Julián Castro ended his presidential campaign on January 2, 2020.

In his own words: “As study after study has shown, the future of our planet depends on how boldly and comprehensively we address this issue of climate change. My first executive order as president would be to recommit the United States to the Paris Climate Accord. But beyond that, we need to pursue serious, sweeping reforms that reaffirm the United States’ role as an international leader in mitigating the effects of a changing climate.

As Secretary of the Department of Housing and Urban Development under President Obama, I have also led on these issues–overseeing the National Disaster Resilience Competition, which distributed $1 billion in grants to help communities across the country build resilience to flooding, tornados, and other natural hazards that may stem from a changing climate.”

(Source: candidate survey)

Julián Castro Climate Change News Feed


Castro in Iowa

Isha Kalia, a 17-year-old, considers herself to be a single-issue voter focusing on climate change. She organized a climate conversation with @JulianCastro at her school ahead of the #IACaucus. She’s joining me at noon on #RivertoRiver as we take the pulse of Gen-Z #Iowa voters.


Women challenges Castro on climate, what would you do immediately? Castro says pass green new deal, set emissions benchmarks, shift to renewable energy, immediately ban fracking on public lands. 2045 is when we get to 0-carbon, but need to act now to do it. #IACaucus


Castro in California

In closing, Castro cautioned the audience about what he believed to be the greatest challenge of our time: climate change. “The US is the nation best equipped to lead this effort,” Castro said. He expressed support the Green New Deal and the Paris Climate Accords. Despite his emphasis on the high stakes of climate change, … Continue reading "https://www.stanforddaily.com/2019/12/05/julian-castro-2020-contender-and-former-assu-senator-returns-to-campus-to-talk-foreign-policy/"

The Stanford Daily

Castro on Instagram

Yesterday, I visited the Anaconda Copper Mine in Yerington, Nevada. The mine’s pollution is having devastating environmental consequences for the Yerington community—including the Paiute tribe who has called this land home for centuries.
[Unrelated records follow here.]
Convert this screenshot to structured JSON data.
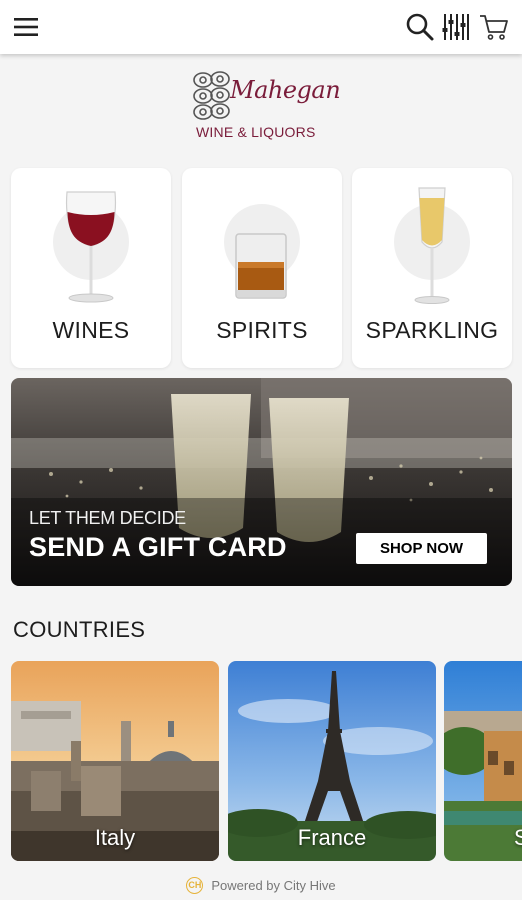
{
  "header": {
    "menu_icon": "hamburger-menu-icon",
    "search_icon": "search-icon",
    "filter_icon": "filter-sliders-icon",
    "cart_icon": "cart-icon"
  },
  "logo": {
    "script_text": "Mahegan",
    "subtitle": "WINE & LIQUORS",
    "icon": "wine-barrel-logo-icon",
    "brand_color": "#7a1c3a"
  },
  "categories": [
    {
      "label": "WINES",
      "icon": "red-wine-glass-icon"
    },
    {
      "label": "SPIRITS",
      "icon": "whiskey-glass-icon"
    },
    {
      "label": "SPARKLING",
      "icon": "champagne-flute-icon"
    }
  ],
  "banner": {
    "kicker": "LET THEM DECIDE",
    "headline": "SEND A GIFT CARD",
    "cta": "SHOP NOW"
  },
  "countries_section": {
    "title": "COUNTRIES",
    "items": [
      {
        "name": "Italy"
      },
      {
        "name": "France"
      },
      {
        "name": "S"
      }
    ]
  },
  "footer": {
    "powered_by": "Powered by City Hive",
    "logo_mark": "CH"
  }
}
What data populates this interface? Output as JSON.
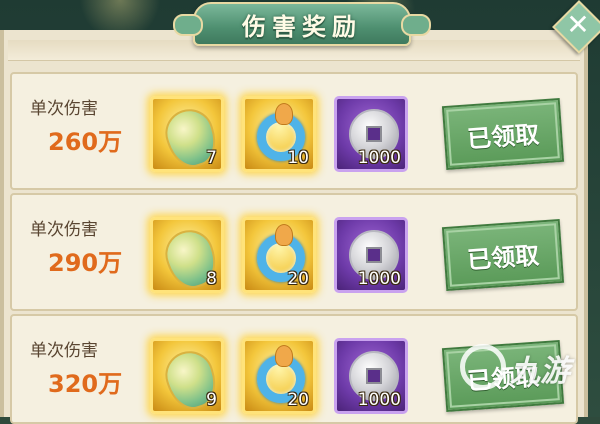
{
  "title": "伤害奖励",
  "close_icon_glyph": "✕",
  "rows": [
    {
      "label": "单次伤害",
      "value": "260万",
      "items": [
        {
          "icon": "jade-pendant-icon",
          "qty": "7"
        },
        {
          "icon": "jade-ring-icon",
          "qty": "10"
        },
        {
          "icon": "silver-coin-icon",
          "qty": "1000"
        }
      ],
      "button": "已领取"
    },
    {
      "label": "单次伤害",
      "value": "290万",
      "items": [
        {
          "icon": "jade-pendant-icon",
          "qty": "8"
        },
        {
          "icon": "jade-ring-icon",
          "qty": "20"
        },
        {
          "icon": "silver-coin-icon",
          "qty": "1000"
        }
      ],
      "button": "已领取"
    },
    {
      "label": "单次伤害",
      "value": "320万",
      "items": [
        {
          "icon": "jade-pendant-icon",
          "qty": "9"
        },
        {
          "icon": "jade-ring-icon",
          "qty": "20"
        },
        {
          "icon": "silver-coin-icon",
          "qty": "1000"
        }
      ],
      "button": "已领取"
    }
  ],
  "watermark": "九游",
  "colors": {
    "accent_green": "#5a9a58",
    "damage_orange": "#e06a1c",
    "gold_frame": "#f3c63b",
    "purple_frame": "#6d3aa8"
  }
}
In my administration, the federal government will consult and seek consent from Indigenous people on projects like these that affect them. We’ll … Continue reading "https://www.instagram.com/p/B5DOdy1nJm6/"